So, barring a catastrophe of loss or failure, Carbonite becomes the good secondary backup it needs to be, without your massive amount of music, photos, videos, if that is what you have.

If you are loaded with these BIG folders of media, then you may wish to think about making a backup of ONLY your media onto another hard drive and sending it away, out of your house, perhaps out of your city or state to a trustworthy relative or lifelong friend who will hold and protect the drive for you, even in a safe deposit box.  Then, perhaps twice a year you could swap that drive for another with another complete backup of those media files.  You get the idea, don’t you?

For Windows users, you are not so fortunate. Isn’t this itself a great reason to consider a switch to Mac???????  But, I digress. The fact is that today, through Windows Vista, Windows computer cannot be booted from an external drive.  I do not know if this is “fixed” in the upcoming release of Windows 7.  Let us hope so!

For now, Windows users have a problem in this regard, as far as doing things easily are concerned.  Geeks have solutions, but they are geeky and, therefore not simple, so the solutions do not pass the test for everyone.

If a Windows computer’s hard drive fails and the consumer wishes to have replace the drive with one at least as large, there is an easy solution I recently tested.  Seagate sells what they call Replica drives.  For drives up to 500 GB and priced at $130 for the 250 GB version and $200 for the 500 GB version, Seagate Replica works as follows.

Plug in the drive to the computer’s USB port and the software launches.  So long as the computer’s drive is the same or smaller, you are good to go.  In no time the connected Replica drive begins backing up everything.  It creates a time line of incremental backups from the first time to current times.  When the drive fills with these backups starting at day one, it dumps the oldest and continues, continuously.  Let us say the computer’s internal drive fails.

Now, replace the non-operating hard drive, doing nothing to it, no formatting, nothing.  Press the power button on the computer with its unformatted hard drive long enough to open the DVD drive. Take the included DVD that came with Replica and place it in the drive, closing it as needed.  Now, shut off the computer.  Connect the Replica drive via USB and restart the computer. If it is a model within the last three years or so, it should automatically boot from the installed DVD.  The Replica software will guide you through some screens wherein you can select to transfer the latest complete backup on the Replica drive to the newly installed blank hard drive. In a few clicks you are on your way.

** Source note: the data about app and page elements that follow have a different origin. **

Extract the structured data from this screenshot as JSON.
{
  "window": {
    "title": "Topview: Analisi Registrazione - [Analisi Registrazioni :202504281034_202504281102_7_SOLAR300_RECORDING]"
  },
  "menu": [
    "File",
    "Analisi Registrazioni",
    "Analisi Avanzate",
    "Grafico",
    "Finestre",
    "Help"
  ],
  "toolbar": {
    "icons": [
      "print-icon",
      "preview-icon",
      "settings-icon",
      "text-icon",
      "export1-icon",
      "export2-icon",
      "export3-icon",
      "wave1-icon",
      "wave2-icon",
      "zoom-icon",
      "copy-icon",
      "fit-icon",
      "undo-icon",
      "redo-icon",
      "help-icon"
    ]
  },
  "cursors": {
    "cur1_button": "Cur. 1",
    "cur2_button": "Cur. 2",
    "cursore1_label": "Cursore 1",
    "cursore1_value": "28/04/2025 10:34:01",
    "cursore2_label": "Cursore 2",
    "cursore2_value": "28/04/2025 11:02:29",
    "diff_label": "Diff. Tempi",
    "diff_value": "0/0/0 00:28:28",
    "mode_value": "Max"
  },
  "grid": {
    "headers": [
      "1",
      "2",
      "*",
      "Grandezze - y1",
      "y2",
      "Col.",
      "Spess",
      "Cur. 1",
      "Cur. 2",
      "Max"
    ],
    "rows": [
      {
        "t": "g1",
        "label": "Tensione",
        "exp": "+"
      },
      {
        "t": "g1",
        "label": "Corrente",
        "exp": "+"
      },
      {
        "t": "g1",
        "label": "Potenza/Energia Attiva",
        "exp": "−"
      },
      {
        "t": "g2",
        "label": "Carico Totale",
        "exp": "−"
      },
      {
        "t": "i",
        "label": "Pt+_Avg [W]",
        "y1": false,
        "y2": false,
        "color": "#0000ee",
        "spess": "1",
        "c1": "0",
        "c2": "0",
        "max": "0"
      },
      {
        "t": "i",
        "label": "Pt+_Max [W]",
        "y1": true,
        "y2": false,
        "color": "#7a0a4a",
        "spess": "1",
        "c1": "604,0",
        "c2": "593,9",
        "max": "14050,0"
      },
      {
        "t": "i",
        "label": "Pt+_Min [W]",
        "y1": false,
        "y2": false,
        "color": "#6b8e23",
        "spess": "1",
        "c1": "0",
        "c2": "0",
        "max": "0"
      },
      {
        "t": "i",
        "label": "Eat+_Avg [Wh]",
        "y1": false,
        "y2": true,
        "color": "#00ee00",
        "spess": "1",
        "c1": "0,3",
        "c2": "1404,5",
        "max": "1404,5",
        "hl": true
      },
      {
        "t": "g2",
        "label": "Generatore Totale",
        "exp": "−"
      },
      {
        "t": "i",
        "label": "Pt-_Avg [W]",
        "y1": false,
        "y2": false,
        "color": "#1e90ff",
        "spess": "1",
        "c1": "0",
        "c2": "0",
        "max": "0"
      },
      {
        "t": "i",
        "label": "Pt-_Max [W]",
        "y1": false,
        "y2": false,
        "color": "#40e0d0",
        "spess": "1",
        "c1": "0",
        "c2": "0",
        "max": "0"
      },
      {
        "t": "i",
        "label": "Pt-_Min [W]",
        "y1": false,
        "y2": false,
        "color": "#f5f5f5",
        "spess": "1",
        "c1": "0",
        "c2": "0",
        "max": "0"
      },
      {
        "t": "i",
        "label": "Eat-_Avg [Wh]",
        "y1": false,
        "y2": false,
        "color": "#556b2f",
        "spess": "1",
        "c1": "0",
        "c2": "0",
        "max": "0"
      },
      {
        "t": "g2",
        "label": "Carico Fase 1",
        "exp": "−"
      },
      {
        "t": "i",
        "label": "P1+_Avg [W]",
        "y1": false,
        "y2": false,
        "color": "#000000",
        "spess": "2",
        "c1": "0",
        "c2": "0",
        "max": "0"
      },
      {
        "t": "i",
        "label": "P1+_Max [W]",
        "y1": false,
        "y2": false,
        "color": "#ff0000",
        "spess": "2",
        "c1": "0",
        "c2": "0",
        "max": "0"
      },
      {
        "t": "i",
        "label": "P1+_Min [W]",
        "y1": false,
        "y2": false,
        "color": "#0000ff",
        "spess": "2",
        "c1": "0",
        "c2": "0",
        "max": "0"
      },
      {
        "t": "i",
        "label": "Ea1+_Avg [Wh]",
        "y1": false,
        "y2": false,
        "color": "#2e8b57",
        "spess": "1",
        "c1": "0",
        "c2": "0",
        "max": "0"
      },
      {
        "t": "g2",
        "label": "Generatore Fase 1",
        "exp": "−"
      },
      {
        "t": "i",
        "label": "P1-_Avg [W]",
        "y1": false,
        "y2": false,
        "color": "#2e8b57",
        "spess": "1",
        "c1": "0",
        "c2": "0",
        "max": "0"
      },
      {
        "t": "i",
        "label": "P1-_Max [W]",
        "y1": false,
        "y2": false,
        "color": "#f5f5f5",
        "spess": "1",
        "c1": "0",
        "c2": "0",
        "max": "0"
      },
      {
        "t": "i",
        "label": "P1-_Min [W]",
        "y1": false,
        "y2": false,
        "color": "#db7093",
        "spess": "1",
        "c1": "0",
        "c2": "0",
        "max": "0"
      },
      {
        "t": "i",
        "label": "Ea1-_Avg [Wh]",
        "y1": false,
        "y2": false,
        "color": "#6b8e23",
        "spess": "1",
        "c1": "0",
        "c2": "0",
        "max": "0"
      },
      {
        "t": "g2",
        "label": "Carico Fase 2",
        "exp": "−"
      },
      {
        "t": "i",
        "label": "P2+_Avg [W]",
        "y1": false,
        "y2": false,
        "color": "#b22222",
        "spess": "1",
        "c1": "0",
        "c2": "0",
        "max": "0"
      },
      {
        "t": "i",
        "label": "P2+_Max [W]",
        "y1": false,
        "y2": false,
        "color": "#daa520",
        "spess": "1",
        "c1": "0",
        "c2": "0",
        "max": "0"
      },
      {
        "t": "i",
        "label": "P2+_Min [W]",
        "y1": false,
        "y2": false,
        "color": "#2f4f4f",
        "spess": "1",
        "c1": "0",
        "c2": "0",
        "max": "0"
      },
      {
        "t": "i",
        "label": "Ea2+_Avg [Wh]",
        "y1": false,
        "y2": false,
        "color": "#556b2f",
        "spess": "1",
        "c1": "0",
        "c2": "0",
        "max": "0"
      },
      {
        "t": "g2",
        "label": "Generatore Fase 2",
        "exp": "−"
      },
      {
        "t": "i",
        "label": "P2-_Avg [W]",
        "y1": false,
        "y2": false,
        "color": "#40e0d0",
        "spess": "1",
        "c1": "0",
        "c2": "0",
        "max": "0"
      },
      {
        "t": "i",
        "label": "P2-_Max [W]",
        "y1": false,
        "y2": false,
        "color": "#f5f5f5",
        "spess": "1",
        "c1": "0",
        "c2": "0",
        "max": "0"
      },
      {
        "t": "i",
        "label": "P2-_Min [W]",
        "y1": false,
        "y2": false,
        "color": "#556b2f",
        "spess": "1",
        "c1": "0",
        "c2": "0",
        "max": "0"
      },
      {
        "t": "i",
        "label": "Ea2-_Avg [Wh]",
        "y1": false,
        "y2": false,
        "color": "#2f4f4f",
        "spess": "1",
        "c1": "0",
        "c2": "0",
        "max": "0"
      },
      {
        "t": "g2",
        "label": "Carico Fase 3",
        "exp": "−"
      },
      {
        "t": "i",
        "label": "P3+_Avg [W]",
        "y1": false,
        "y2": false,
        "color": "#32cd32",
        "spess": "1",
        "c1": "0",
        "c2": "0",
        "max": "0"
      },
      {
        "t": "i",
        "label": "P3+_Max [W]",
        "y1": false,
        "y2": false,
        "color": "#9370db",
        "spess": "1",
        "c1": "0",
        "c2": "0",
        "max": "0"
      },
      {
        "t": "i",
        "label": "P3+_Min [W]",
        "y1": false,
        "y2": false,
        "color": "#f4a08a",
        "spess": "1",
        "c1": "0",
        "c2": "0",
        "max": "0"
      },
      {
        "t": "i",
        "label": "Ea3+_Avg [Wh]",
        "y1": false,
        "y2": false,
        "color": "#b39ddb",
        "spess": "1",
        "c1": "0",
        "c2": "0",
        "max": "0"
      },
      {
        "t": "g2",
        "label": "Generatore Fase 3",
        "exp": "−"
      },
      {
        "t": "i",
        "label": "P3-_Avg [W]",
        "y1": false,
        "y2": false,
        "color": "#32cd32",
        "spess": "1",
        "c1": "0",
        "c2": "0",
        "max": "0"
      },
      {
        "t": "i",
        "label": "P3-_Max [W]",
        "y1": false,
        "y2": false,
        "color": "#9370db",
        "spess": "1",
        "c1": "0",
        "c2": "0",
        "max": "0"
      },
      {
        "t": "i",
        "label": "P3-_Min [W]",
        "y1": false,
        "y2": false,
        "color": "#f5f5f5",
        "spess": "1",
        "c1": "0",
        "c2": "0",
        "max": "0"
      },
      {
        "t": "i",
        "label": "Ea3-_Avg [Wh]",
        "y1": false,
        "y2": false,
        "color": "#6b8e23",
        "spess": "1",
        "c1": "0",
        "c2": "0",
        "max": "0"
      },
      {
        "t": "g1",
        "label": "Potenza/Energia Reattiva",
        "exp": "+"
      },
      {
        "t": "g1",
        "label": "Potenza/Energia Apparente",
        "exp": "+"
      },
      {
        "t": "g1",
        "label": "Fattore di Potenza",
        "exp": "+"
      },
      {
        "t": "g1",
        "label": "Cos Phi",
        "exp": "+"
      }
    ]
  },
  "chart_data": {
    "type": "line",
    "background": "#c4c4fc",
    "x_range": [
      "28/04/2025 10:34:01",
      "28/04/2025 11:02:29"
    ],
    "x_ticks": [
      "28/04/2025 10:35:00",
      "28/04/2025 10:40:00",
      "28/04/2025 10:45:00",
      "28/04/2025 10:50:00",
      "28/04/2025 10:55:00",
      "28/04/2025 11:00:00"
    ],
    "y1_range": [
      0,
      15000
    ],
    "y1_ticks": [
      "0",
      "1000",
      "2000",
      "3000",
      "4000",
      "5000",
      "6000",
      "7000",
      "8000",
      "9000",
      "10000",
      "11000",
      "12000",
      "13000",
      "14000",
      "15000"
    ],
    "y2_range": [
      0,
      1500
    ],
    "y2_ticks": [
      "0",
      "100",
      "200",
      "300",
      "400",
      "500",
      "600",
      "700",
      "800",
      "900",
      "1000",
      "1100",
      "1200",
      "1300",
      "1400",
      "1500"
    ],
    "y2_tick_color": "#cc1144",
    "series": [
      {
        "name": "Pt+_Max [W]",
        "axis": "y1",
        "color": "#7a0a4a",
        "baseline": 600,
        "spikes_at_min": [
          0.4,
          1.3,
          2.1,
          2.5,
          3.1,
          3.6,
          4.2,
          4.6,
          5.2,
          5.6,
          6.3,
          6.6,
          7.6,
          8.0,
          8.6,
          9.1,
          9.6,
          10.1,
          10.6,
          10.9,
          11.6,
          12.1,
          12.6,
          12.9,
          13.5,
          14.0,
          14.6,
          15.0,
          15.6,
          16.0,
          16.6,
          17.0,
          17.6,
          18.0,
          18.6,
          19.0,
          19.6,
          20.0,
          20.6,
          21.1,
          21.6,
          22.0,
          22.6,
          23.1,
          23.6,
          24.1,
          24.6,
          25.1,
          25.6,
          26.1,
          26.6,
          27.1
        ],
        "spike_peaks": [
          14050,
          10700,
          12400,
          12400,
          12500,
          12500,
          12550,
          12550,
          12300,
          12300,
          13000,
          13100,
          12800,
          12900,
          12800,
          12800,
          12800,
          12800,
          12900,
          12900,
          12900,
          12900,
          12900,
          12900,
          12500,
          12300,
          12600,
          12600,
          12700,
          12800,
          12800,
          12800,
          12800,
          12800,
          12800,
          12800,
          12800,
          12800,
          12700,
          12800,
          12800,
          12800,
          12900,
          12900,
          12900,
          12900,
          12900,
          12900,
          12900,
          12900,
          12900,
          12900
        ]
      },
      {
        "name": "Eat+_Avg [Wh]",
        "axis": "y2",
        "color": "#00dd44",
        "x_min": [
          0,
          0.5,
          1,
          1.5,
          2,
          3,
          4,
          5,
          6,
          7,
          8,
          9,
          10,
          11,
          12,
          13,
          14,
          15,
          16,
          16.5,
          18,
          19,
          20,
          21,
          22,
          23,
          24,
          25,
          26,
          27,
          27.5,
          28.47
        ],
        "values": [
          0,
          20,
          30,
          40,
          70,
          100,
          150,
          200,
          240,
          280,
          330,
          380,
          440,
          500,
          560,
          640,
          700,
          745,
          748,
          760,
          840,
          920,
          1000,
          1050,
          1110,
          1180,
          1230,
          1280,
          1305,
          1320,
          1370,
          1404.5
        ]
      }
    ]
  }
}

When the progress bar indicates the job is at 100%, it’s finished and you can click to restart.  Now, the computer starts from the NEW internal drive and in a few minutes, it’s all working again with all your data, settings and all as you remembered it back as you before.  However, if the new drive is larger than the old one, it will still be formatted only for the size of the original, leaving unformatted all the remaining storage capacity.

Comments are closed.